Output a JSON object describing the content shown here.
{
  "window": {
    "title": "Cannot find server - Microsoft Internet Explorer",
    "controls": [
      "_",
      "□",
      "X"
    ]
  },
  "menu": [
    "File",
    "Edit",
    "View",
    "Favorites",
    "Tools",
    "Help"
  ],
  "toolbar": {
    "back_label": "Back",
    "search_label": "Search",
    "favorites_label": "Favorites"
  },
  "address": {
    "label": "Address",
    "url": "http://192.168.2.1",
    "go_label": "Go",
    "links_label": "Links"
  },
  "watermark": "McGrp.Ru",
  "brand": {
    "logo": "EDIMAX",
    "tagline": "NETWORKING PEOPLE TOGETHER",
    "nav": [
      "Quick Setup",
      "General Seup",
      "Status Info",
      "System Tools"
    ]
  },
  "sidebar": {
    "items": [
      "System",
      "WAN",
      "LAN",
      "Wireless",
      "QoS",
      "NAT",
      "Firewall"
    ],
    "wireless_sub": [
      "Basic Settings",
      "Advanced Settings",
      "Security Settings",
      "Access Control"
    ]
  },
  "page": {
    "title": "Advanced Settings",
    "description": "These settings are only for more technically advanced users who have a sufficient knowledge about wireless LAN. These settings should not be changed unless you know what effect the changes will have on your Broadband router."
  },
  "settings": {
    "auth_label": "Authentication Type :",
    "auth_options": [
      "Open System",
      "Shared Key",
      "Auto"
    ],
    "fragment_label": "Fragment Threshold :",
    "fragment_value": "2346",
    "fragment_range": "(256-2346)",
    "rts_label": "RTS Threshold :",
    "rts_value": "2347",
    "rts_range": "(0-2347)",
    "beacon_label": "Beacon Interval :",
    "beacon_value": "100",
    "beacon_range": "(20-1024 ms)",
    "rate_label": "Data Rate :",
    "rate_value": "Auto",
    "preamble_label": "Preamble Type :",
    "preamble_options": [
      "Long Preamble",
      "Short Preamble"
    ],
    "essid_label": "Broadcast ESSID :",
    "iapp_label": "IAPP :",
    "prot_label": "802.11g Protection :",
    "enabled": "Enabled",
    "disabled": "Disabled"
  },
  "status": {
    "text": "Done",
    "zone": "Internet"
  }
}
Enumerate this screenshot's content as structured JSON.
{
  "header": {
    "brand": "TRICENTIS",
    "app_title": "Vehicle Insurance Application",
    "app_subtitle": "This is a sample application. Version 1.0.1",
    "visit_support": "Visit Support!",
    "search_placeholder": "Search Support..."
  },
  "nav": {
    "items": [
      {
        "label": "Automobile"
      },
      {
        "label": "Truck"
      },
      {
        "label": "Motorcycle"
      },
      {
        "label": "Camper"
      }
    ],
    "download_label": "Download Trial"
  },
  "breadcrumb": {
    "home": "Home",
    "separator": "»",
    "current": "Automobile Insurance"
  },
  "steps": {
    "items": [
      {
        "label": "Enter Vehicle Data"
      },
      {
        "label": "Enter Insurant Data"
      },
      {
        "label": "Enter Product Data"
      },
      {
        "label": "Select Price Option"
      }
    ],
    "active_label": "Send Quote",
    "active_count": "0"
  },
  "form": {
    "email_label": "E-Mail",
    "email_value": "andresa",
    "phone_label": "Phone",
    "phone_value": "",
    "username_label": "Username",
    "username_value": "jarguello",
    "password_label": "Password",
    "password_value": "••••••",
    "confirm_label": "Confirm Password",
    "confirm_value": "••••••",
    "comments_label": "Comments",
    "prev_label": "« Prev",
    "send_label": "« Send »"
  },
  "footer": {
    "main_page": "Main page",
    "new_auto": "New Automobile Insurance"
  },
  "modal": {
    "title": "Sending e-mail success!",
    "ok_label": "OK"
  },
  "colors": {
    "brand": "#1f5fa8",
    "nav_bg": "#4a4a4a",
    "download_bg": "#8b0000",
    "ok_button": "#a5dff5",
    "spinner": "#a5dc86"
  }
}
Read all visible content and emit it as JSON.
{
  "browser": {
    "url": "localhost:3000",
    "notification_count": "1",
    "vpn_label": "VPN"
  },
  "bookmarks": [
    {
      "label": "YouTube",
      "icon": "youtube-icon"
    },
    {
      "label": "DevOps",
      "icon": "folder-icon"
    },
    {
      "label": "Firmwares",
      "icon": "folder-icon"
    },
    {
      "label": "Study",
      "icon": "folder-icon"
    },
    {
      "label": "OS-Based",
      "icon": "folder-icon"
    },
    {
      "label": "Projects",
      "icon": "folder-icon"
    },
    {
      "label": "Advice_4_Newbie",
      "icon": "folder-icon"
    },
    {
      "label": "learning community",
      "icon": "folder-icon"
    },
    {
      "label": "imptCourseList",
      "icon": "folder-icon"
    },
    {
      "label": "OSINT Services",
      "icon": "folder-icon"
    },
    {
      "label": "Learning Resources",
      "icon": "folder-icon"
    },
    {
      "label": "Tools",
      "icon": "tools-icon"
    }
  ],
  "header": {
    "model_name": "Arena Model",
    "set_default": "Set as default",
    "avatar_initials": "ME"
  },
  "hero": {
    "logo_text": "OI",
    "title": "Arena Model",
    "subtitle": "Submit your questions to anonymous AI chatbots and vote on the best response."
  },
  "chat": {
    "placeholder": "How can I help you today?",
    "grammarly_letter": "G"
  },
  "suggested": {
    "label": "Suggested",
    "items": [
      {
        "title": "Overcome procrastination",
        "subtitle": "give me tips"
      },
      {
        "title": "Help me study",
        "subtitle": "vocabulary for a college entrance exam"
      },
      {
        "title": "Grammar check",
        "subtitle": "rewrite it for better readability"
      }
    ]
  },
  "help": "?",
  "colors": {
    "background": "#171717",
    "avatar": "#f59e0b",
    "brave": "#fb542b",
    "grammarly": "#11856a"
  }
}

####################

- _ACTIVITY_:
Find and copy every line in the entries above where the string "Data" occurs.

- _REPLY TO THE TASK_:
    "rate_label": "Data Rate :",
        "label": "Enter Vehicle Data"
        "label": "Enter Insurant Data"
        "label": "Enter Product Data"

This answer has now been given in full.